The mainstream media – despondent about the midterms and the loss of the Democratic Senate – happily played up the drama in the House as a way to deflect from the otherwise good news that the Obama legislative agenda is now officially dead and buried. At least for a day, reporters got to revel in the supposed anarchy inside the Republican caucus, even as there was less to the dissent than what appeared.

 In the end, 90 percent of the GOP supported Boehner; a recognition of what he has done in the last two years to cement and expand the Republican majority. That is no small achievement given the obstructionist antics of the purists who effectively shutdown the government in a lost cause charge against Obamacare in October 2013, triggering the biggest drop in Republican approval among voters since Watergate. Had the Administration not epically failed with its incompetent rollout of Obamacare, which came to light right after the shutdown, and effectively washed away the narrative of  Republican obstruction,  it might have been Nancy Pelosi getting the gavel yesterday, courtesy of the purist GOP.

For the losers yesterday, there was the ever-present “symbolic” victory.  Voices of dissent were heard.  Principle was upheld. Notice was given.

Such utter nonsense.

Nothing was won yesterday – most particularly by conservatives.  Battles aren’t won by committing to futile causes.

Maybe Matt Kibbe and Americans for Prosperity (AFP) had a good day of fundraising off of this – enough to keep them and their bought-and-paid-for Members throwing wrenches into the legislative process at every turn.
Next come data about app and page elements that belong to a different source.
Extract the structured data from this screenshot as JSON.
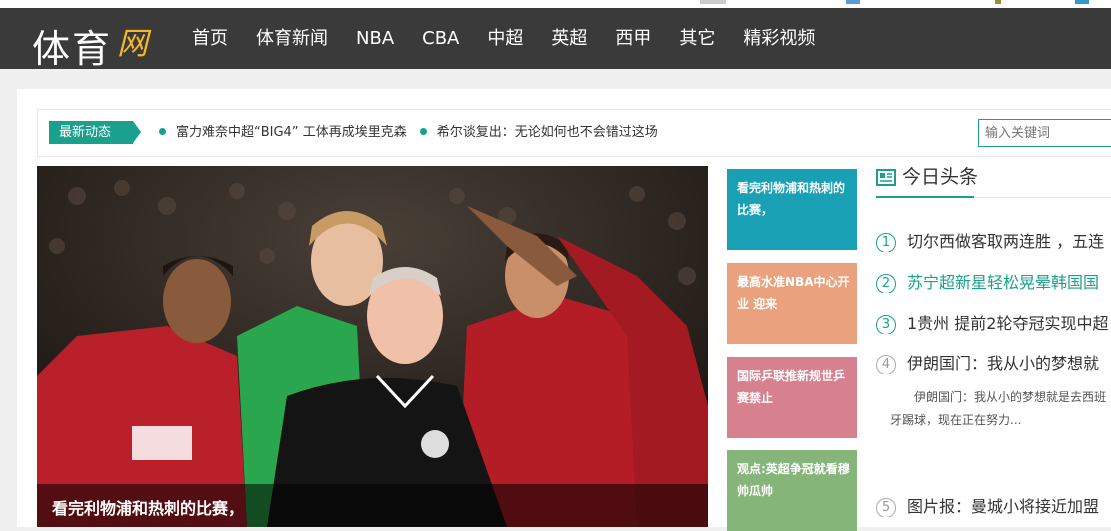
{
  "site": {
    "logo_main": "体育",
    "logo_sub": "网"
  },
  "nav": {
    "items": [
      {
        "label": "首页"
      },
      {
        "label": "体育新闻"
      },
      {
        "label": "NBA"
      },
      {
        "label": "CBA"
      },
      {
        "label": "中超"
      },
      {
        "label": "英超"
      },
      {
        "label": "西甲"
      },
      {
        "label": "其它"
      },
      {
        "label": "精彩视频"
      }
    ]
  },
  "ticker": {
    "badge": "最新动态",
    "items": [
      {
        "text": "富力难奈中超“BIG4” 工体再成埃里克森"
      },
      {
        "text": "希尔谈复出：无论如何也不会错过这场"
      }
    ]
  },
  "search": {
    "placeholder": "输入关键词"
  },
  "hero": {
    "caption": "看完利物浦和热刺的比赛，"
  },
  "tiles": [
    {
      "text": "看完利物浦和热刺的比赛，",
      "color": "#1aa0b4"
    },
    {
      "text": "最高水准NBA中心开业 迎来",
      "color": "#e9a27d"
    },
    {
      "text": "国际乒联推新规世乒赛禁止",
      "color": "#d7818f"
    },
    {
      "text": "观点:英超争冠就看穆帅瓜帅",
      "color": "#86b57a"
    }
  ],
  "headlines": {
    "title": "今日头条",
    "items": [
      {
        "num": "1",
        "text": "切尔西做客取两连胜 ，五连"
      },
      {
        "num": "2",
        "text": "苏宁超新星轻松晃晕韩国国"
      },
      {
        "num": "3",
        "text": "1贵州 提前2轮夺冠实现中超"
      },
      {
        "num": "4",
        "text": "伊朗国门：我从小的梦想就"
      },
      {
        "num": "5",
        "text": "图片报：曼城小将接近加盟"
      }
    ],
    "featured_desc": "伊朗国门：我从小的梦想就是去西班牙踢球，现在正在努力..."
  },
  "colors": {
    "accent": "#1aa08c",
    "navbar": "#3a3a3a",
    "logo_sub": "#f2b72c"
  }
}
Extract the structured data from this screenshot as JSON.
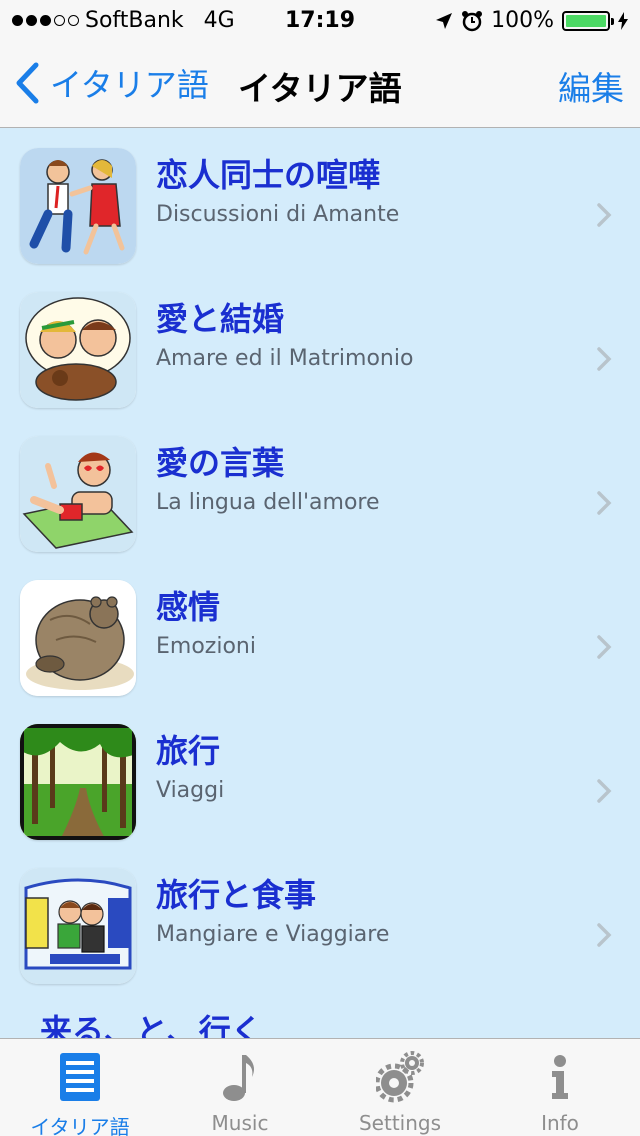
{
  "status": {
    "carrier": "SoftBank",
    "network": "4G",
    "time": "17:19",
    "battery": "100%"
  },
  "nav": {
    "back_label": "イタリア語",
    "title": "イタリア語",
    "edit_label": "編集"
  },
  "list": {
    "items": [
      {
        "title": "恋人同士の喧嘩",
        "subtitle": "Discussioni di Amante",
        "icon": "couple-argument-icon"
      },
      {
        "title": "愛と結婚",
        "subtitle": "Amare ed il Matrimonio",
        "icon": "couple-love-icon"
      },
      {
        "title": "愛の言葉",
        "subtitle": "La lingua dell'amore",
        "icon": "lovestruck-man-icon"
      },
      {
        "title": "感情",
        "subtitle": "Emozioni",
        "icon": "sad-bear-icon"
      },
      {
        "title": "旅行",
        "subtitle": "Viaggi",
        "icon": "forest-road-icon"
      },
      {
        "title": "旅行と食事",
        "subtitle": "Mangiare e Viaggiare",
        "icon": "train-travelers-icon"
      }
    ],
    "partial_title": "来る、と、行く"
  },
  "tabs": [
    {
      "label": "イタリア語",
      "icon": "list-icon",
      "active": true
    },
    {
      "label": "Music",
      "icon": "music-note-icon",
      "active": false
    },
    {
      "label": "Settings",
      "icon": "gears-icon",
      "active": false
    },
    {
      "label": "Info",
      "icon": "info-icon",
      "active": false
    }
  ],
  "colors": {
    "accent": "#1a7ee8",
    "title_text": "#1a2fd0",
    "list_background": "#d4ecfb",
    "battery": "#4cd964"
  }
}
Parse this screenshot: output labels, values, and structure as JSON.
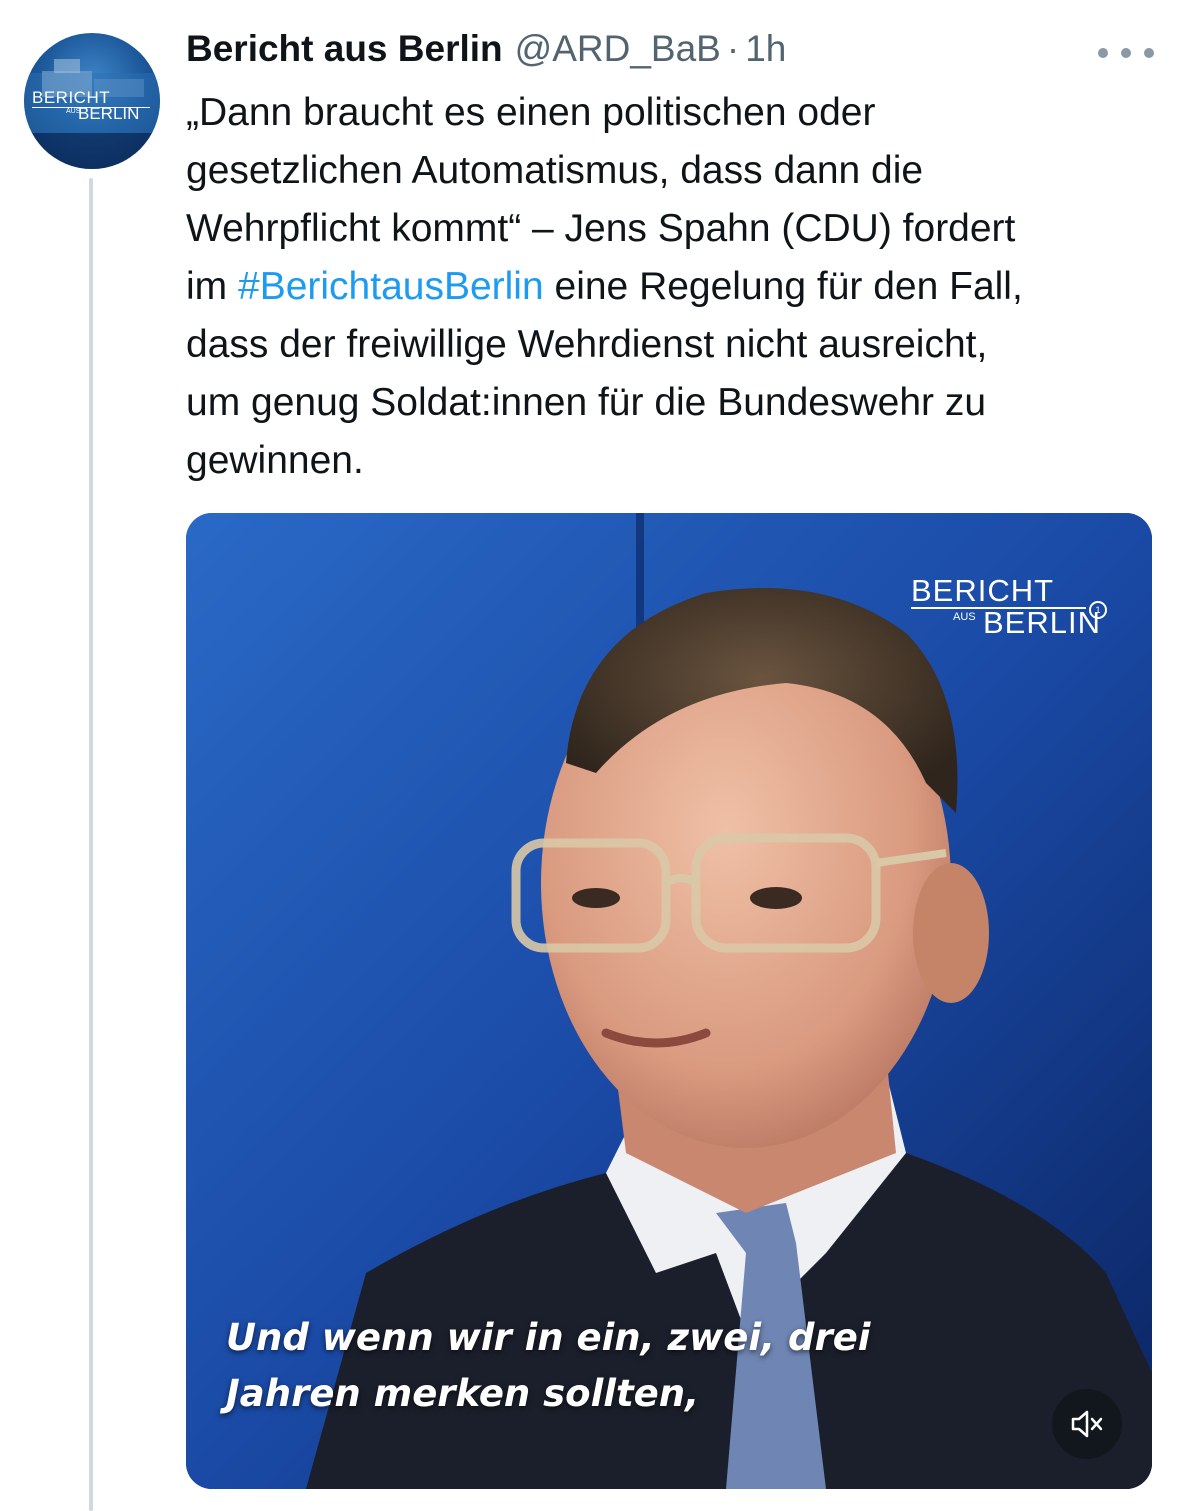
{
  "tweet": {
    "author_name": "Bericht aus Berlin",
    "handle": "@ARD_BaB",
    "separator": "·",
    "time": "1h",
    "text_lines": [
      "„Dann braucht es einen politischen oder",
      "gesetzlichen Automatismus, dass dann die",
      "Wehrpflicht kommt“ – Jens Spahn (CDU) fordert"
    ],
    "text_prefix_line4": "im ",
    "hashtag": "#BerichtausBerlin",
    "text_after_hashtag": " eine Regelung für den Fall,",
    "text_lines_end": [
      "dass der freiwillige Wehrdienst nicht ausreicht,",
      "um genug Soldat:innen für die Bundeswehr zu",
      "gewinnen."
    ]
  },
  "avatar": {
    "logo_line1": "BERICHT",
    "logo_line2": "AUS",
    "logo_line3": "BERLIN",
    "logo_mark": "①"
  },
  "video": {
    "logo_line1": "BERICHT",
    "logo_line2": "AUS",
    "logo_line3": "BERLIN",
    "logo_mark": "1",
    "subtitle_line1": "Und wenn wir in ein, zwei, drei",
    "subtitle_line2": "Jahren merken sollten,"
  },
  "icons": {
    "more": "more-horizontal-icon",
    "mute": "volume-muted-icon"
  },
  "colors": {
    "text": "#0f1419",
    "secondary": "#536471",
    "link": "#1d9bf0",
    "thread_line": "#cfd9de",
    "video_bg": "#13327a"
  }
}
But ultimately, this is a failed strategy.  If you fight every single fight without regard to the war, you will lose – badly.

The Tea Party right in the Republican Party has been ridiculed and caricatured unfairly. Constitutional rule, balancing budgets and restoring individual liberty are not extreme positions. But when those same people – egged on by outside money groups – create the kind of unflattering circus that was captured in yesterday’s vote, they deserve to take it on the chin.

The good news is that with the Boehner and McConnell now securely in charge, the GOP can get down to the important business of proposing an agenda that finds common ground with the President where it can, and providing an alternative vision when it can’t. That requires pragmatism and political savvy in support of principle and purpose.

If those rebel conservatives want a genuine change in the government they will join that train. It is only by this process – tangible progress and better policy – that the congressional GOP can lay the cornerstones of successful presidential campaign that can take back the White House, and the real repair and reform of America can truly begin.






Leave a Reply

Your email address will not be published. Required fields are marked *

You may use these HTML tags and attributes: <a href="" title=""> <abbr title=""> <acronym title=""> <b> <blockquote cite=""> <cite> <code> <del datetime=""> <em> <i> <q cite=""> <s> <strike> <strong>